Labour standards are industrial human rights and influence all aspects of individuals’ working lives from pay and wages, working time, health and safety to non-discrimination and equal opportunity. Workers’ rights also extend to collective rights such as union representation and collective bargaining. Labour standards protect, empower, and promote those who work in the workplace and beyond, also by placing restrictions on what is tolerable, for example by prohibiting child and forced labour.
Yet, there is an irritating paradox marking the global situation around global labour standards: Despite a growing number of initiatives, recommendations and suggestions for various policy instruments, violation of basic industrial human rights continues to be a profound challenge of the world’s social development, at least as defined in the United Nations’ Sustainable Development Goals and the ILO_International Labour Organisation’ conventions. In fact, despite the many national and international initiatives of single legislating bodies, international organizations, trade unions, civil society organizations, corporations and engaged individuals, labour standard violations have proven to be persistent for decades.
Severe labour standard violations occur repeatedly in various industries and sectors within many countries and are part and parcel of numerous cross-border supply chains and production networks. Large parts of today’s supply chains for goods and services collapsed if labour standard violations were sanctioned by effective restrictions. This holds for products and services of mass consumption such as smartphones, fashion items, online book ordering or the purchase of a chocolate bar in your local supermarket.
This is a very sad state of affairs: When labour standards and workers’ rights are violated this is a problem for the individual workers affected, first and foremost.

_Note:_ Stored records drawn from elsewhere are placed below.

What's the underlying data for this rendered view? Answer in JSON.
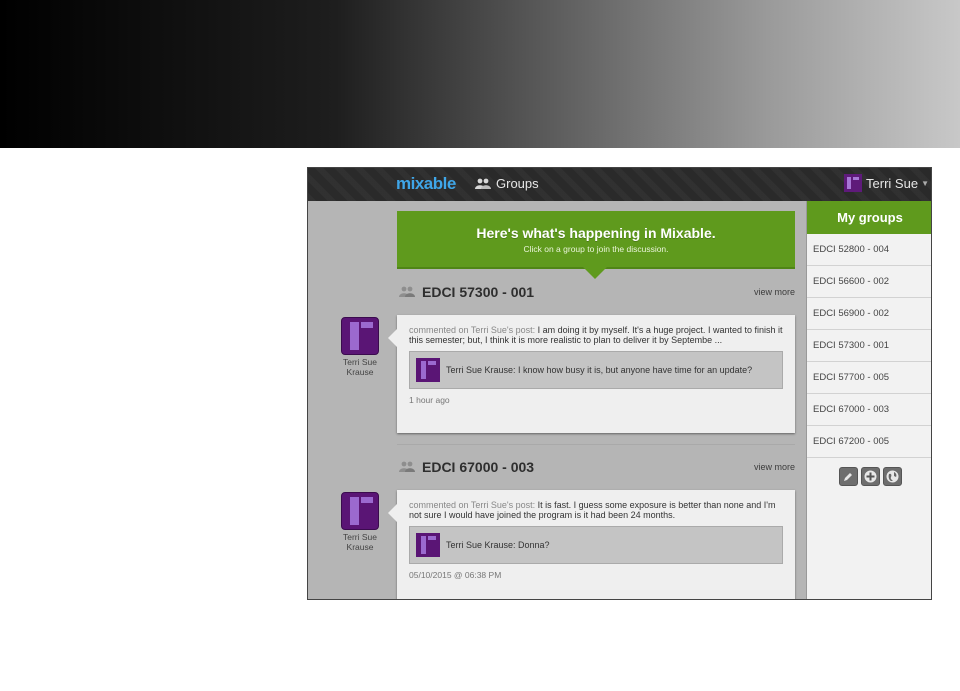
{
  "app": {
    "logo": "mixable",
    "nav_groups_label": "Groups",
    "user_name": "Terri Sue"
  },
  "banner": {
    "title": "Here's what's happening in Mixable.",
    "subtitle": "Click on a group to join the discussion."
  },
  "feed": [
    {
      "group": "EDCI 57300 - 001",
      "view_more": "view more",
      "author_line1": "Terri Sue",
      "author_line2": "Krause",
      "meta": "commented on Terri Sue's post:",
      "text": "I am doing it by myself. It's a huge project. I wanted to finish it this semester; but, I think it is more realistic to plan to deliver it by Septembe ...",
      "reply": "Terri Sue Krause: I know how busy it is, but anyone have time for an update?",
      "time": "1 hour ago"
    },
    {
      "group": "EDCI 67000 - 003",
      "view_more": "view more",
      "author_line1": "Terri Sue",
      "author_line2": "Krause",
      "meta": "commented on Terri Sue's post:",
      "text": "It is fast. I guess some exposure is better than none and I'm not sure I would have joined the program is it had been 24 months.",
      "reply": "Terri Sue Krause: Donna?",
      "time": "05/10/2015 @ 06:38 PM"
    }
  ],
  "sidebar": {
    "title": "My groups",
    "groups": [
      "EDCI 52800 - 004",
      "EDCI 56600 - 002",
      "EDCI 56900 - 002",
      "EDCI 57300 - 001",
      "EDCI 57700 - 005",
      "EDCI 67000 - 003",
      "EDCI 67200 - 005"
    ],
    "tools": [
      "pencil-icon",
      "plus-circle-icon",
      "globe-icon"
    ]
  },
  "colors": {
    "accent_green": "#5f9a1d",
    "logo_blue": "#3fa6e8",
    "avatar_purple": "#5a1575"
  }
}
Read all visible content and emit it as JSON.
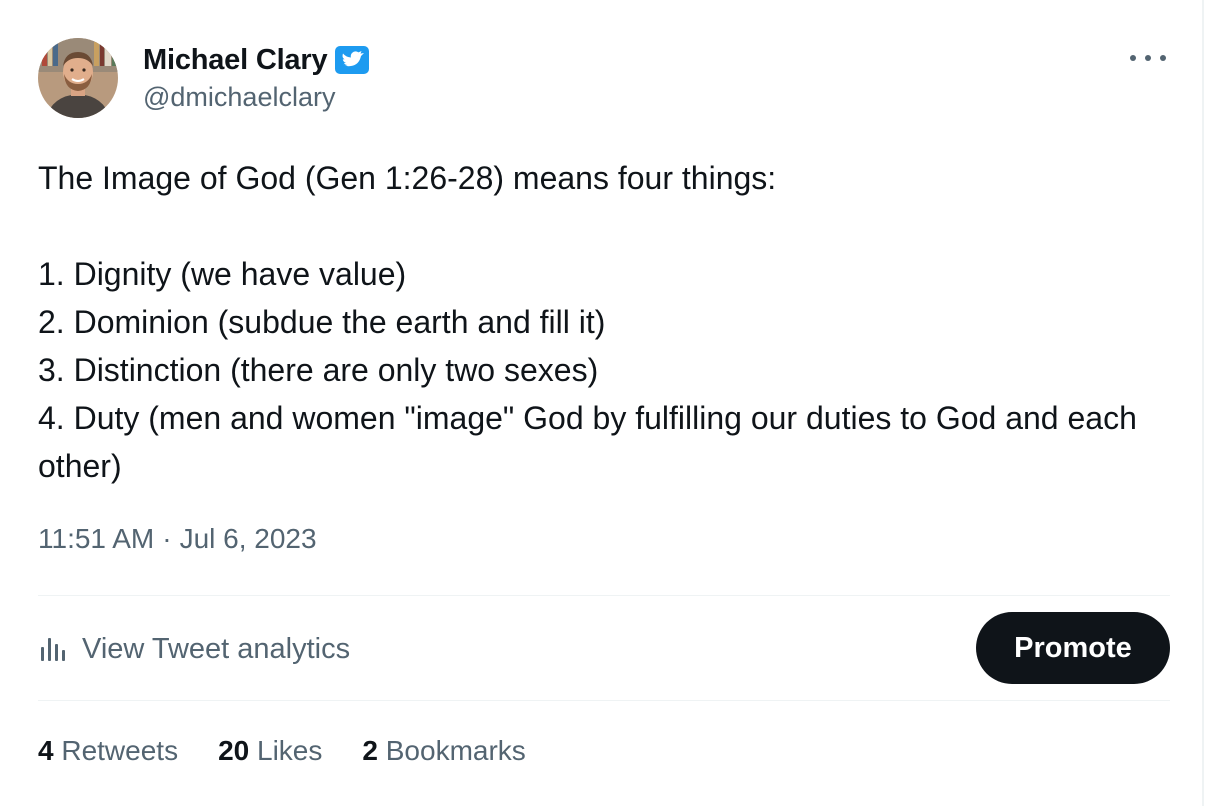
{
  "author": {
    "display_name": "Michael Clary",
    "handle": "@dmichaelclary",
    "verified": true,
    "avatar_icon": "avatar-photo"
  },
  "tweet": {
    "lines": [
      "The Image of God (Gen 1:26-28) means four things:",
      "",
      "1. Dignity (we have value)",
      "2. Dominion (subdue the earth and fill it)",
      "3. Distinction (there are only two sexes)",
      "4. Duty (men and women \"image\" God by fulfilling our duties to God and each other)"
    ]
  },
  "meta": {
    "time": "11:51 AM",
    "separator": "·",
    "date": "Jul 6, 2023"
  },
  "actions": {
    "analytics_label": "View Tweet analytics",
    "analytics_icon": "bar-chart-icon",
    "promote_label": "Promote",
    "more_icon": "more-horizontal-icon"
  },
  "stats": [
    {
      "count": "4",
      "label": "Retweets"
    },
    {
      "count": "20",
      "label": "Likes"
    },
    {
      "count": "2",
      "label": "Bookmarks"
    }
  ],
  "colors": {
    "text_primary": "#0f1419",
    "text_secondary": "#536471",
    "verified_blue": "#1d9bf0",
    "divider": "#eff3f4",
    "promote_bg": "#0f1419"
  }
}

For the individual workers, today’s exploitative working conditions come in many forms and types, and usually bring along with them tragic injuries and deathly incidences. Labour standard violations also kill slowly by worsening living conditions, shortening life expectancy, and reducing life chances of millions of workers across the globe. Of course, labour standard violations also have wider repercussions for societies such as political conflict, social disintegration, and a weakening of sustainable responses to the climate crisis.
That’s why the #LIB_Labour Inspection Blog aims at collecting and spreading the already existing academic knowledge about this social problem, but also wants to support those who identify, create, and realize solutions in practice. For this purpose, the #LIB defines “labour inspection” broadly as those labour politics with the goal to end labour standard violations. If you can subscribe to these goals, you are welcome to contribute your own views, topics, and ideas.
The #LIB’s conclusion is that these ongoing labour standard violations are caused by a huge gap between rulemaking and the enactment, implementation, and enforcement of these rules. Despite the many national and international initiatives by single legislating bodies, state agencies and bodies, international organizations, trade unions, civil society organizations, corporations and engaged individuals, this gap has proven to be persistent in many industries and sectors within and across countries. In short, the obvious ambitions to uphold global labour standards are frustrated by a sort of organized irresponsibility that ignores the huge gap between formal rule making and the enactment, implementation, and enforcement of these rules.
Therefore, the #LIB aims at collecting and spreading the existing knowledge about this social problem, but also wants to support those who identify, create, and realize solutions in practice to end labour standard violations. For this purpose, labour inspection is broadly defined as those labour politics with the goal to end labour standard violations. These politics take place in various fields and arenas and are carried forward by various actors. Examples include supply chain & due diligence legislation, union networks and global framework agreements as well as civil society campaigns, consumer activism and state agencies and bodies entitled to enforce labour standards. For ending labour standard violations, it is still not known what the right mix of labour inspection instruments looks like. To assist in finding out in collective debate and exchange is the goal of the #LIB. You are warmly invited to collaborate.